I showed Elijah Naomi Wadler’s speech and he was so amazed by her words and the way she carried herself. Elijah said, “I thought it was a really good speech and her speech moves my heart to focus on what’s important in life. And what’s most important is keeping people safe and ending violence.”
“I think that it’s really important that she’s representing African American girls that were killed and hurt because it’s important to show that African American girls are the same as any other girls. There’s nothing wrong with them because of the color of their skin. I also thought it was really good that Naomi had said the girls’ names rather than talking about them as a group in general because it gives each individual life that was lost meaning.” #SayHerName
During her speech, Naomi said she was at the march to represent Courtlin Arrington, Hadiya Pendleton, and Taiyania Thompson three African American teenagers who so tragically lost their lives to gun violence.
“I am here today to acknowledge and represent the African-American girls whose stories don’t make the front page of every national newspaper, whose stories don’t lead on the evening news. I represent the African-American women who are victims of gun violence, who are simply statistics instead of vibrant beautiful girls full of potential.” Naomi Walder, age 11
Naomi also led a protest walkout at her school in Alexandria, Virginia for National School Walkout Day. Watching Naomi give her speech was very moving to me. I’m not even her mother or family member and yet I felt so proud of her. What a very brave thing Naomi and all of the wonderful youth did at the #MarchForOurLives march across the globe!
I hope #MarchForOurLives will encourage adults to take the time to listen to our teenagers and young people more. They really do know what they are talking about. My own children have amazed me with their thoughts on numerous issues going on in our world. I learn from them every single day and each of my children has made me a better person.
But most importantly, I hope the #MarchForOurLives movement will encourage our government to find solutions to the gun violence and other violent crimes that are killing so many people in this country. It is our responsibility to protect our children and keep them safe. We have to do more for them.

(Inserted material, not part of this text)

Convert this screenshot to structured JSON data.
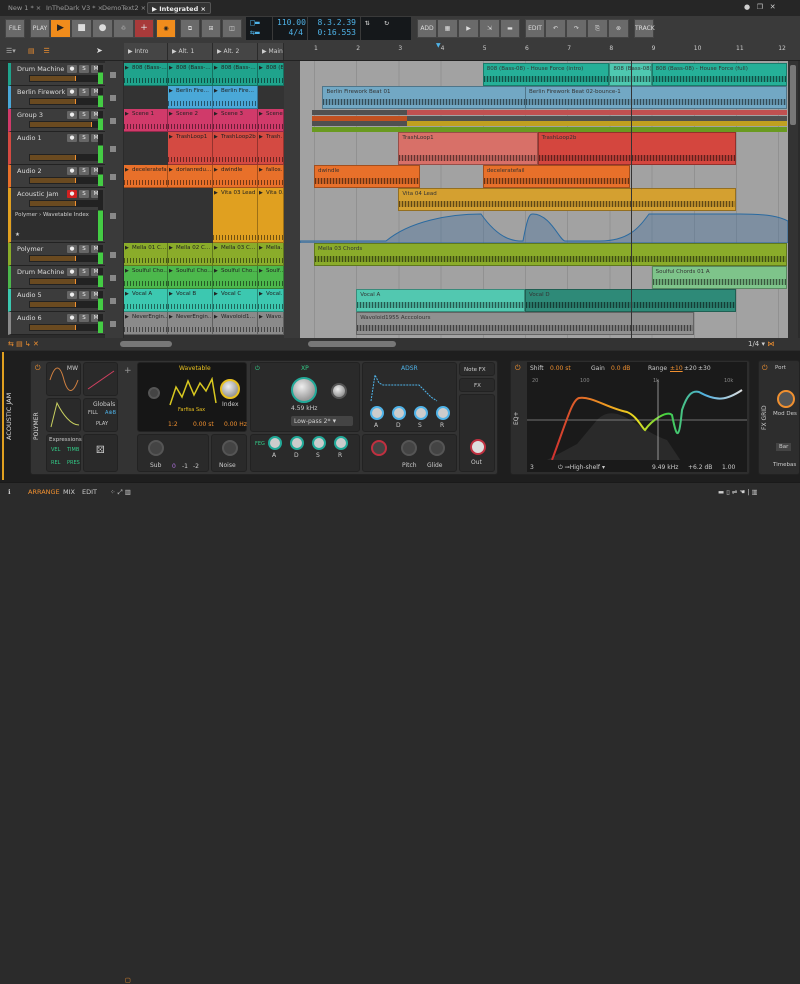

Here is an article from Mental Health America about “Talking to Your Kids About Fear and Violence”. There are great tips on how to have a conversation with your children about violence.
What are your thoughts on gun violence and #MarchForOurLives?
Feature image courtesy of March For Our Lives